Scan the data below and pick out the lines containing the word "name".

Supplied information section start

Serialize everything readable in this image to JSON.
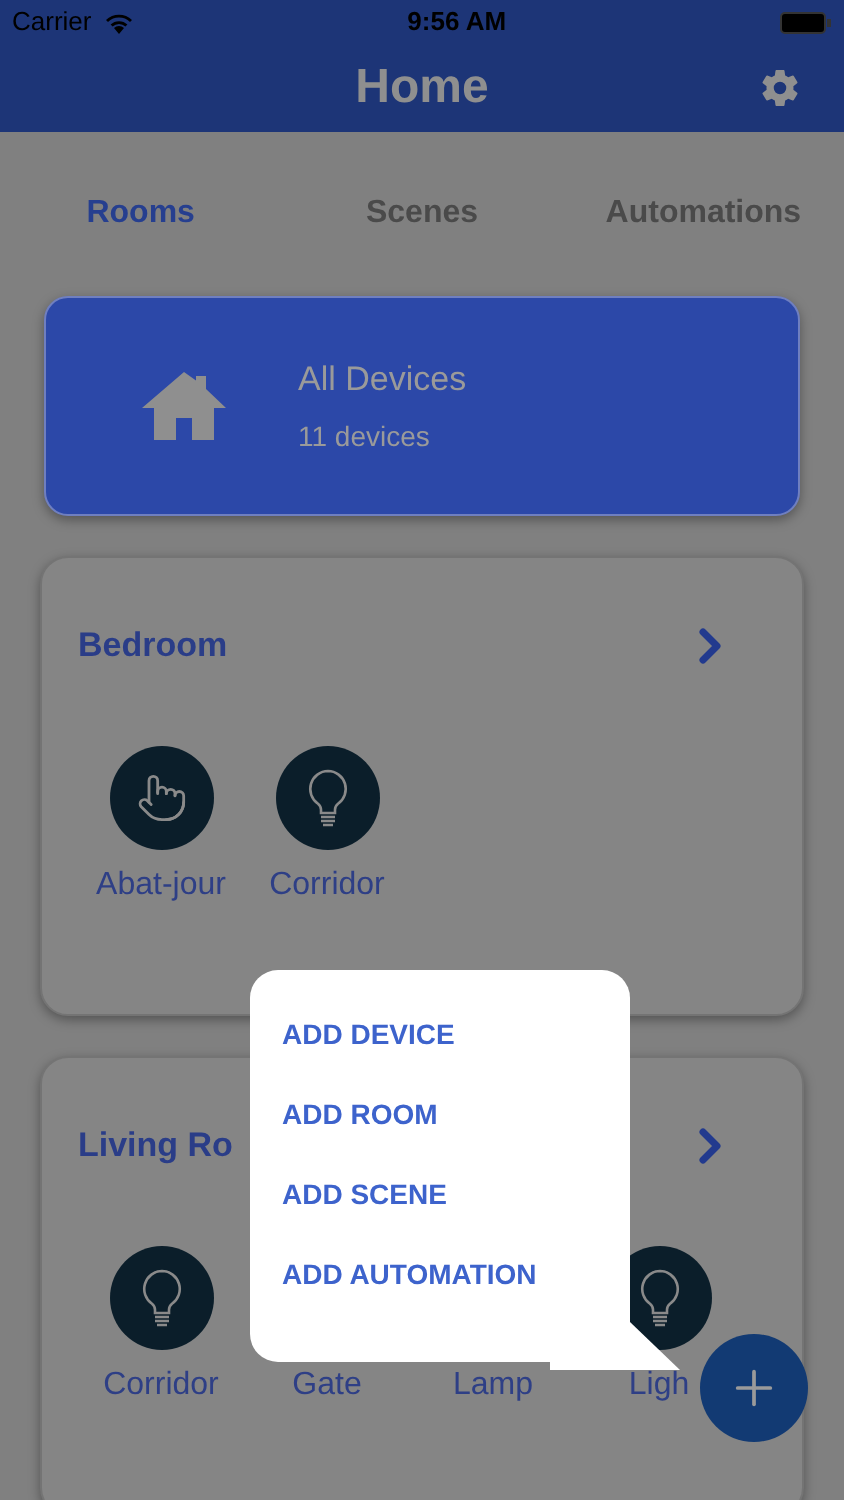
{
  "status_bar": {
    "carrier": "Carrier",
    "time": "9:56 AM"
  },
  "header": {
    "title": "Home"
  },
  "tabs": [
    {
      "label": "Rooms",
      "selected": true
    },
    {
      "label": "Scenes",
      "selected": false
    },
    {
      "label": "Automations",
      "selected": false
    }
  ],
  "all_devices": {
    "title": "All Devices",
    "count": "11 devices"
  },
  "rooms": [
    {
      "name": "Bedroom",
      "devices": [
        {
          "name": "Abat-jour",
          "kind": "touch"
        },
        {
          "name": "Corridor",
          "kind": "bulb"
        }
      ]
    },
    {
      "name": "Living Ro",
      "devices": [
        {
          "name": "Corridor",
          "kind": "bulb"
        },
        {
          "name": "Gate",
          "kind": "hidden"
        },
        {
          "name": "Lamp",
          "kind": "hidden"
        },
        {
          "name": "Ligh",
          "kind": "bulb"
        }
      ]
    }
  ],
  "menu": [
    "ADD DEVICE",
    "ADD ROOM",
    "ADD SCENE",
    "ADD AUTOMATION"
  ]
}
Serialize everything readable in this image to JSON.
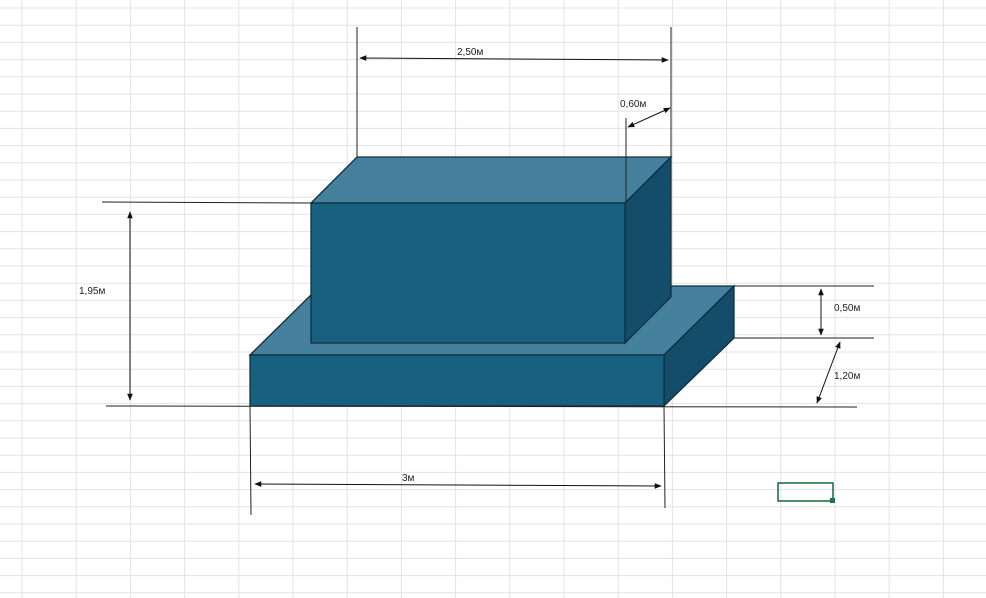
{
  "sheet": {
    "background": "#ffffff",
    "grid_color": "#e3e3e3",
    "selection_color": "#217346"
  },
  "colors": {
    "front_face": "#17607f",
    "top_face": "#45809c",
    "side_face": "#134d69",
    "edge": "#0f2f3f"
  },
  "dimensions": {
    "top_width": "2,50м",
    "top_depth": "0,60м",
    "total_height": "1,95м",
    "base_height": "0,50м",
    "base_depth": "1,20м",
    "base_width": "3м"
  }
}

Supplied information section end

▶ _Result of this exercise_
      "name": "Bedroom",
          "name": "Abat-jour",
          "name": "Corridor",
      "name": "Living Ro",
          "name": "Corridor",
          "name": "Gate",
          "name": "Lamp",
          "name": "Ligh",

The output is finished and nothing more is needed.